GR: I feel that if you understand your clients and have their best interests at heart in everything you do then you won’t go far wrong. But I am sad to say that I think we are too scared to move in certain circumstances and that in itself can lead to poor client outcomes. Regulating our industry is an incredibly difficult task and I don’t have the right answers but a lack of common sense approach can sometimes be frustrating.
FP: How have you been affected by the hike in the FSCS levy?
GR: Clearly, we’re not immune to the FSCS levy increase and ours has gone up proportionately to others in the industry. We talk with our peers and are aware that what’s happening to us is happening elsewhere.
FP: What do you think of the changes to dividend tax credits announced in last year’s Budget and how will these affect you and your business from here on in?
GR: It’s an interesting move by the Government and it’s clear to see why they’ve done it. It will affect a large number of our clients. However, we are talking it through with affected clients in tandem with their tax advisers and we feel well prepared for it.
FP: What do you think the key is to making more of the general public aware of the benefits of seeing a Financial Planner?
GR: There needs to be a clearer distinction as to who is a Financial Planner and who is a product salesman. Many clients have had experience of the latter and are then prejudiced against the planning profession. However, once a first meeting is secured, it’s normally fairly straightforward to demonstrate the value of engaging with a planner. The hard-nosed entrepreneurs we deal with are often the most satisfying to deal with, as they can be the most vociferous detractors to begin with and often become the most powerful advocates afterwards.
FP: What’s the best thing about being a Financial Planner?
GR: The ability to remove worry from people’s lives and therefore allow them to live life on their terms. Being able to tell someone that they can stop working and actually spend time with their loved ones is particularly powerful.
FP: What do you like doing in your spare time outside of work?
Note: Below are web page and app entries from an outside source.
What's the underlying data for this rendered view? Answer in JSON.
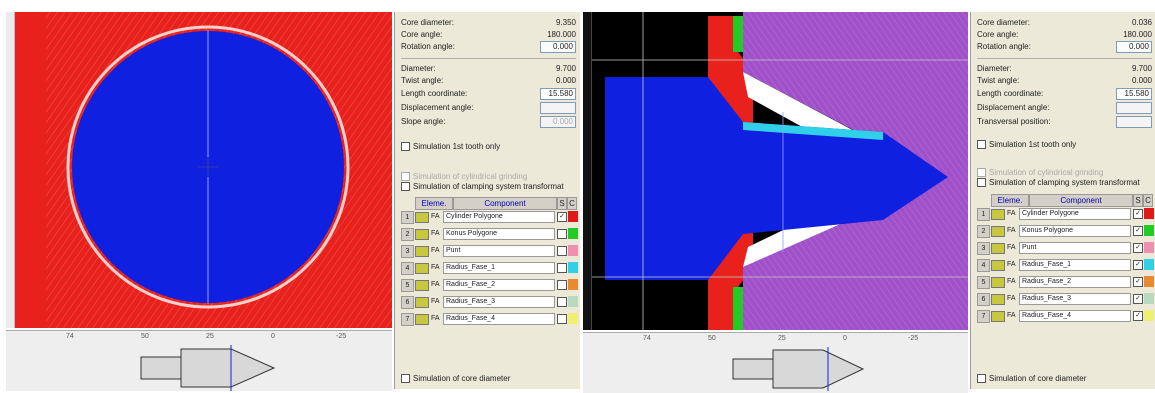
{
  "left_panel": {
    "params": [
      {
        "label": "Core diameter:",
        "value": "9.350"
      },
      {
        "label": "Core angle:",
        "value": "180.000"
      },
      {
        "label": "Rotation angle:",
        "value": "0.000",
        "input": true
      }
    ],
    "params2": [
      {
        "label": "Diameter:",
        "value": "9.700"
      },
      {
        "label": "Twist angle:",
        "value": "0.000"
      },
      {
        "label": "Length coordinate:",
        "value": "15.580",
        "input": true
      },
      {
        "label": "Displacement angle:",
        "value": "",
        "input": true,
        "disabled": true
      },
      {
        "label": "Slope angle:",
        "value": "0.000",
        "input": true,
        "disabled": true
      }
    ],
    "sim_first_tooth": "Simulation 1st tooth only",
    "sim_cylindrical": "Simulation of cylindrical grinding",
    "sim_clamping": "Simulation of clamping system transformat",
    "sim_core": "Simulation of core diameter",
    "grid": {
      "head_elem": "Eleme.",
      "head_comp": "Component",
      "head_s": "S",
      "head_c": "C",
      "rows": [
        {
          "num": "1",
          "fa": "FA",
          "name": "Cylinder Polygone",
          "checked": true,
          "color": "#e01818"
        },
        {
          "num": "2",
          "fa": "FA",
          "name": "Konus Polygone",
          "checked": false,
          "color": "#22cc22"
        },
        {
          "num": "3",
          "fa": "FA",
          "name": "Punt",
          "checked": false,
          "color": "#f090b0"
        },
        {
          "num": "4",
          "fa": "FA",
          "name": "Radius_Fase_1",
          "checked": false,
          "color": "#30d0e8"
        },
        {
          "num": "5",
          "fa": "FA",
          "name": "Radius_Fase_2",
          "checked": false,
          "color": "#e88a30"
        },
        {
          "num": "6",
          "fa": "FA",
          "name": "Radius_Fase_3",
          "checked": false,
          "color": "#b8d8c0"
        },
        {
          "num": "7",
          "fa": "FA",
          "name": "Radius_Fase_4",
          "checked": false,
          "color": "#f0f070"
        }
      ]
    },
    "x_ticks": [
      "74",
      "50",
      "25",
      "0",
      "-25"
    ]
  },
  "right_panel": {
    "params": [
      {
        "label": "Core diameter:",
        "value": "0.036"
      },
      {
        "label": "Core angle:",
        "value": "180.000"
      },
      {
        "label": "Rotation angle:",
        "value": "0.000",
        "input": true
      }
    ],
    "params2": [
      {
        "label": "Diameter:",
        "value": "9.700"
      },
      {
        "label": "Twist angle:",
        "value": "0.000"
      },
      {
        "label": "Length coordinate:",
        "value": "15.580",
        "input": true
      },
      {
        "label": "Displacement angle:",
        "value": "",
        "input": true,
        "disabled": true
      },
      {
        "label": "Transversal position:",
        "value": "",
        "input": true,
        "disabled": true
      }
    ],
    "sim_first_tooth": "Simulation 1st tooth only",
    "sim_cylindrical": "Simulation of cylindrical grinding",
    "sim_clamping": "Simulation of clamping system transformat",
    "sim_core": "Simulation of core diameter",
    "grid": {
      "head_elem": "Eleme.",
      "head_comp": "Component",
      "head_s": "S",
      "head_c": "C",
      "rows": [
        {
          "num": "1",
          "fa": "FA",
          "name": "Cylinder Polygone",
          "checked": true,
          "color": "#e01818"
        },
        {
          "num": "2",
          "fa": "FA",
          "name": "Konus Polygone",
          "checked": true,
          "color": "#22cc22"
        },
        {
          "num": "3",
          "fa": "FA",
          "name": "Punt",
          "checked": true,
          "color": "#f090b0"
        },
        {
          "num": "4",
          "fa": "FA",
          "name": "Radius_Fase_1",
          "checked": true,
          "color": "#30d0e8"
        },
        {
          "num": "5",
          "fa": "FA",
          "name": "Radius_Fase_2",
          "checked": true,
          "color": "#e88a30"
        },
        {
          "num": "6",
          "fa": "FA",
          "name": "Radius_Fase_3",
          "checked": true,
          "color": "#b8d8c0"
        },
        {
          "num": "7",
          "fa": "FA",
          "name": "Radius_Fase_4",
          "checked": true,
          "color": "#f0f070"
        }
      ]
    },
    "x_ticks": [
      "74",
      "50",
      "25",
      "0",
      "-25"
    ]
  },
  "colors": {
    "blue": "#1020e0",
    "red": "#e8211d",
    "purple": "#a050c8",
    "green": "#22cc22"
  }
}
Do you have any unusual hobbies?
GR: I’m an avid golfer. When I say avid, I mean utterly obsessed. I play whenever my work and home life permits and I work with some of the professional players on the European tour. I also bought a Tesla car recently and can honestly say it’s the most insanely brilliant car I have ever owned. Elon Musk is a genius.
1 - Value what you
do – don’t take for granted what you know and what you can add to clients’ financial security and peace of mind.
2 – Listen to Brett Davidson because he has a lot of great advice
3 - The right culture within the firm is crucial to long-term success.
My Business Day
06.30 - Get up - drag myself to the gym.
08.00 - Get home – Eat breakfast. Sometimes I’m lucky enough to drop the kids off at school.
09.00 - Get into work – catch up on e-mails / review to do list for the day.
09.45 - Team meetings – what work have we got on and what needs doing – tasks allocated within the team.
10.30 - Phone calls – discuss work needed with clients, get fees agreed and think about food.
13.00 - Lunch – sometimes with clients, sometimes at home, often on the run between meetings.
14.00 - Preparing work, cash flow modelling, checking reports.
15.00 – 17.00 - Presenting on relevant topics with professional introducers.